Recovery under the theory of promissory estoppel is limited to "the amount necessary to compensate that party for a loss already suffered." Sun Oil Co. (Delaware) v. Madeley, 626 S.W.2d 726, 734 (Tex.1981); Wheeler v. White, 398 S.W.2d 93 (Tex.1965). One recovering under promissory estoppel should not be penalized, nor should one experience a windfall. The contracts call for Nimrod to pay most of the cancellation damages in British pounds sterling. Nimrod has not yet paid those debts and to be made whole should receive the amount in dollars that will purchase the precise number of pounds required for those payments. To avoid both penalty and windfall the court should direct payment in dollars convertible from British pounds sterling based on the exchange rate on the date the corrected judgment is entered.
The judgment of the district court is AFFIRMED except as to the calculation of damages. That part of the judgment is VACATED and the matter is REMANDED for entry of a judgment consistent herewith.

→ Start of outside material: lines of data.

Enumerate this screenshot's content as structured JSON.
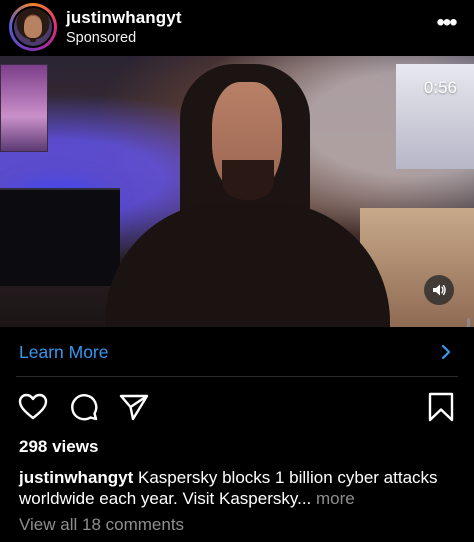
{
  "post": {
    "username": "justinwhangyt",
    "sponsored_label": "Sponsored",
    "more_menu_glyph": "•••"
  },
  "video": {
    "duration": "0:56",
    "volume_icon": "speaker-icon"
  },
  "cta": {
    "label": "Learn More",
    "chevron_icon": "chevron-right-icon",
    "color": "#3897f0"
  },
  "actions": {
    "like_icon": "heart-icon",
    "comment_icon": "comment-bubble-icon",
    "share_icon": "paper-plane-icon",
    "save_icon": "bookmark-icon"
  },
  "stats": {
    "views": "298 views"
  },
  "caption": {
    "username": "justinwhangyt",
    "text": " Kaspersky blocks 1 billion cyber attacks worldwide each year. Visit Kaspersky...",
    "more_label": " more"
  },
  "comments": {
    "view_all_label": "View all 18 comments"
  },
  "colors": {
    "background": "#000000",
    "text": "#ffffff",
    "muted": "#8e8e8e",
    "link": "#3897f0"
  }
}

Texas Energy refers to a group of companies, Texas Energy Investment Corporation, Texas Energy Petroleum Corporation, Texas Energy International, S.A., and Texas Reserve Construction Company, which the trial court found operated as a single entity